The problem — In how many lines of the records does the string "heading" appear? State only the number.

Entries taken from a collection

============================================================

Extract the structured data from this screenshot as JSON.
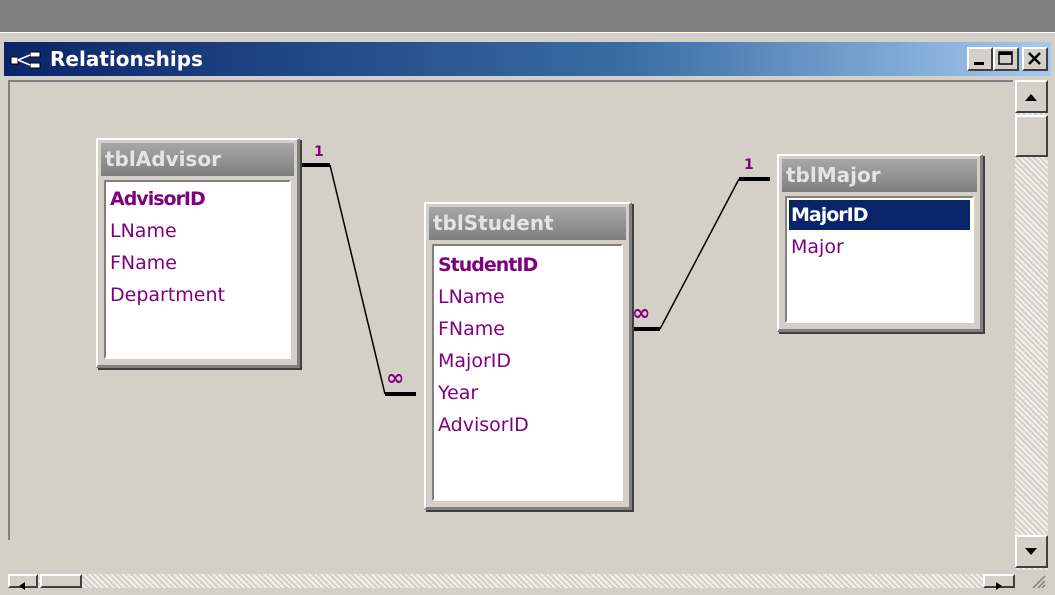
{
  "window": {
    "title": "Relationships",
    "controls": {
      "minimize": "_",
      "maximize": "□",
      "close": "✕"
    }
  },
  "tables": [
    {
      "id": "advisor",
      "name": "tblAdvisor",
      "fields": [
        {
          "label": "AdvisorID",
          "key": true
        },
        {
          "label": "LName"
        },
        {
          "label": "FName"
        },
        {
          "label": "Department"
        }
      ]
    },
    {
      "id": "student",
      "name": "tblStudent",
      "fields": [
        {
          "label": "StudentID",
          "key": true
        },
        {
          "label": "LName"
        },
        {
          "label": "FName"
        },
        {
          "label": "MajorID"
        },
        {
          "label": "Year"
        },
        {
          "label": "AdvisorID"
        }
      ]
    },
    {
      "id": "major",
      "name": "tblMajor",
      "fields": [
        {
          "label": "MajorID",
          "key": true,
          "selected": true
        },
        {
          "label": "Major"
        }
      ]
    }
  ],
  "relationships": [
    {
      "from": "tblAdvisor.AdvisorID",
      "to": "tblStudent.AdvisorID",
      "one_label": "1",
      "many_label": "∞"
    },
    {
      "from": "tblMajor.MajorID",
      "to": "tblStudent.MajorID",
      "one_label": "1",
      "many_label": "∞"
    }
  ],
  "colors": {
    "field_text": "#800080",
    "selection": "#0a246a",
    "title_gradient_start": "#0a246a"
  }
}
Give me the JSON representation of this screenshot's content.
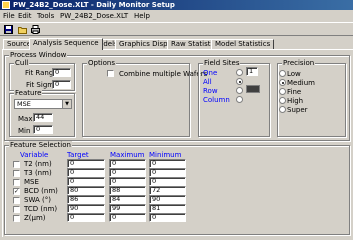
{
  "window": {
    "title": "PW_24B2_Dose.XLT - Daily Monitor Setup"
  },
  "menu": [
    "File",
    "Edit",
    "Tools",
    "PW_24B2_Dose.XLT",
    "Help"
  ],
  "toolbar": {
    "icons": [
      "save-icon",
      "open-folder-icon",
      "print-icon"
    ]
  },
  "tabs": [
    "Source",
    "Analysis Sequence",
    "Models",
    "Graphics Display",
    "Raw Statistics",
    "Model Statistics"
  ],
  "active_tab": "Analysis Sequence",
  "process_window": {
    "title": "Process Window",
    "cull": {
      "title": "Cull",
      "fit_range_label": "Fit Range",
      "fit_range_value": "0",
      "fit_sigma_label": "Fit Sigma",
      "fit_sigma_value": "0"
    },
    "feature": {
      "title": "Feature",
      "selected": "MSE",
      "max_label": "Max",
      "max_value": "44",
      "min_label": "Min",
      "min_value": "0"
    },
    "options": {
      "title": "Options",
      "combine_label": "Combine multiple Wafers",
      "combine_checked": false
    },
    "field_sites": {
      "title": "Field Sites",
      "items": [
        {
          "label": "One",
          "selected": false
        },
        {
          "label": "All",
          "selected": true
        },
        {
          "label": "Row",
          "selected": false
        },
        {
          "label": "Column",
          "selected": false
        }
      ],
      "one_value": "1"
    },
    "precision": {
      "title": "Precision",
      "items": [
        {
          "label": "Low",
          "selected": false
        },
        {
          "label": "Medium",
          "selected": true
        },
        {
          "label": "Fine",
          "selected": false
        },
        {
          "label": "High",
          "selected": false
        },
        {
          "label": "Super",
          "selected": false
        }
      ]
    }
  },
  "feature_selection": {
    "title": "Feature Selection",
    "headers": {
      "variable": "Variable",
      "target": "Target",
      "maximum": "Maximum",
      "minimum": "Minimum"
    },
    "rows": [
      {
        "name": "T2 (nm)",
        "checked": false,
        "target": "0",
        "maximum": "0",
        "minimum": "0"
      },
      {
        "name": "T3 (nm)",
        "checked": false,
        "target": "0",
        "maximum": "0",
        "minimum": "0"
      },
      {
        "name": "MSE",
        "checked": false,
        "target": "0",
        "maximum": "0",
        "minimum": "0"
      },
      {
        "name": "BCD (nm)",
        "checked": true,
        "target": "80",
        "maximum": "88",
        "minimum": "72"
      },
      {
        "name": "SWA (°)",
        "checked": false,
        "target": "86",
        "maximum": "84",
        "minimum": "90"
      },
      {
        "name": "TCD (nm)",
        "checked": false,
        "target": "90",
        "maximum": "99",
        "minimum": "81"
      },
      {
        "name": "Z(µm)",
        "checked": false,
        "target": "0",
        "maximum": "0",
        "minimum": "0"
      }
    ]
  }
}
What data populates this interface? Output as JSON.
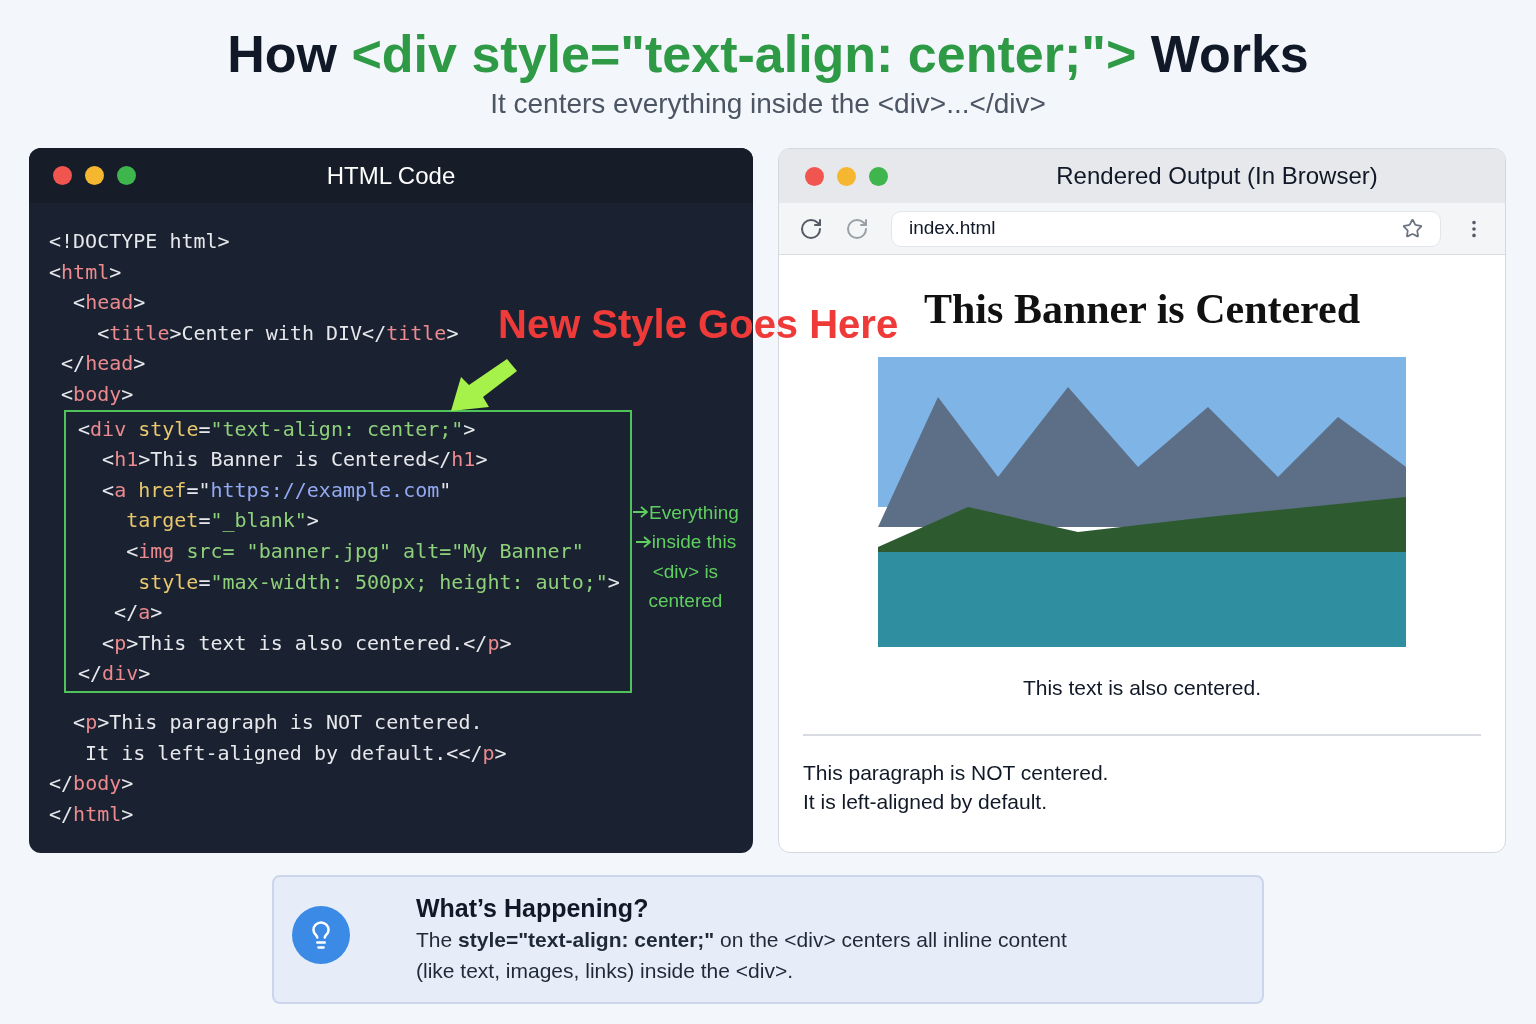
{
  "heading": {
    "parts": [
      {
        "kind": "plain",
        "text": "How "
      },
      {
        "kind": "accent",
        "text": "<div style=\"text-align: center;\">"
      },
      {
        "kind": "plain",
        "text": " Works"
      }
    ],
    "subtitle": "It centers everything inside the <div>...</div>"
  },
  "code_window": {
    "title": "HTML Code",
    "lines_before": [
      [
        {
          "kind": "punct",
          "text": "<!DOCTYPE html>"
        }
      ],
      [
        {
          "kind": "punct",
          "text": "<"
        },
        {
          "kind": "tag",
          "text": "html"
        },
        {
          "kind": "punct",
          "text": ">"
        }
      ],
      [
        {
          "kind": "punct",
          "text": "  <"
        },
        {
          "kind": "tag",
          "text": "head"
        },
        {
          "kind": "punct",
          "text": ">"
        }
      ],
      [
        {
          "kind": "punct",
          "text": "    <"
        },
        {
          "kind": "tag",
          "text": "title"
        },
        {
          "kind": "punct",
          "text": ">Center with DIV</"
        },
        {
          "kind": "tag",
          "text": "title"
        },
        {
          "kind": "punct",
          "text": ">"
        }
      ],
      [
        {
          "kind": "punct",
          "text": " </"
        },
        {
          "kind": "tag",
          "text": "head"
        },
        {
          "kind": "punct",
          "text": ">"
        }
      ],
      [
        {
          "kind": "punct",
          "text": " <"
        },
        {
          "kind": "tag",
          "text": "body"
        },
        {
          "kind": "punct",
          "text": ">"
        }
      ]
    ],
    "highlighted_lines": [
      [
        {
          "kind": "punct",
          "text": "<"
        },
        {
          "kind": "tag",
          "text": "div"
        },
        {
          "kind": "attr",
          "text": " style"
        },
        {
          "kind": "punct",
          "text": "="
        },
        {
          "kind": "string",
          "text": "\"text-align: center;\""
        },
        {
          "kind": "punct",
          "text": ">"
        }
      ],
      [
        {
          "kind": "punct",
          "text": "  <"
        },
        {
          "kind": "tag",
          "text": "h1"
        },
        {
          "kind": "punct",
          "text": ">This Banner is Centered</"
        },
        {
          "kind": "tag",
          "text": "h1"
        },
        {
          "kind": "punct",
          "text": ">"
        }
      ],
      [
        {
          "kind": "punct",
          "text": "  <"
        },
        {
          "kind": "tag",
          "text": "a"
        },
        {
          "kind": "attr",
          "text": " href"
        },
        {
          "kind": "punct",
          "text": "=\""
        },
        {
          "kind": "url",
          "text": "https://example.com"
        },
        {
          "kind": "punct",
          "text": "\""
        }
      ],
      [
        {
          "kind": "attr",
          "text": "    target"
        },
        {
          "kind": "punct",
          "text": "="
        },
        {
          "kind": "string",
          "text": "\"_blank\""
        },
        {
          "kind": "punct",
          "text": ">"
        }
      ],
      [
        {
          "kind": "punct",
          "text": "    <"
        },
        {
          "kind": "tag",
          "text": "img"
        },
        {
          "kind": "string",
          "text": " src= \"banner.jpg\" alt=\"My Banner\""
        }
      ],
      [
        {
          "kind": "attr",
          "text": "     style"
        },
        {
          "kind": "punct",
          "text": "="
        },
        {
          "kind": "string",
          "text": "\"max-width: 500px; height: auto;\""
        },
        {
          "kind": "punct",
          "text": ">"
        }
      ],
      [
        {
          "kind": "punct",
          "text": "   </"
        },
        {
          "kind": "tag",
          "text": "a"
        },
        {
          "kind": "punct",
          "text": ">"
        }
      ],
      [
        {
          "kind": "punct",
          "text": "  <"
        },
        {
          "kind": "tag",
          "text": "p"
        },
        {
          "kind": "punct",
          "text": ">This text is also centered.</"
        },
        {
          "kind": "tag",
          "text": "p"
        },
        {
          "kind": "punct",
          "text": ">"
        }
      ],
      [
        {
          "kind": "punct",
          "text": "</"
        },
        {
          "kind": "tag",
          "text": "div"
        },
        {
          "kind": "punct",
          "text": ">"
        }
      ]
    ],
    "lines_after": [
      [
        {
          "kind": "punct",
          "text": "  <"
        },
        {
          "kind": "tag",
          "text": "p"
        },
        {
          "kind": "punct",
          "text": ">This paragraph is NOT centered."
        }
      ],
      [
        {
          "kind": "punct",
          "text": "   It is left-aligned by default.<</"
        },
        {
          "kind": "tag",
          "text": "p"
        },
        {
          "kind": "punct",
          "text": ">"
        }
      ],
      [
        {
          "kind": "punct",
          "text": "</"
        },
        {
          "kind": "tag",
          "text": "body"
        },
        {
          "kind": "punct",
          "text": ">"
        }
      ],
      [
        {
          "kind": "punct",
          "text": "</"
        },
        {
          "kind": "tag",
          "text": "html"
        },
        {
          "kind": "punct",
          "text": ">"
        }
      ]
    ],
    "annotation": [
      "Everything",
      "inside this",
      "<div> is",
      "centered"
    ],
    "callout_label": "New Style Goes Here"
  },
  "browser_window": {
    "title": "Rendered Output (In Browser)",
    "address": "index.html",
    "page": {
      "heading": "This Banner is Centered",
      "caption": "This text is also centered.",
      "paragraph_lines": [
        "This paragraph is NOT centered.",
        "It is left-aligned by default."
      ]
    }
  },
  "info_box": {
    "title": "What’s Happening?",
    "lines": [
      "The **style=\"text-align: center;\"** on the <div> centers all inline content",
      "(like text, images, links) inside the <div>."
    ]
  }
}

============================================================

Solution — 2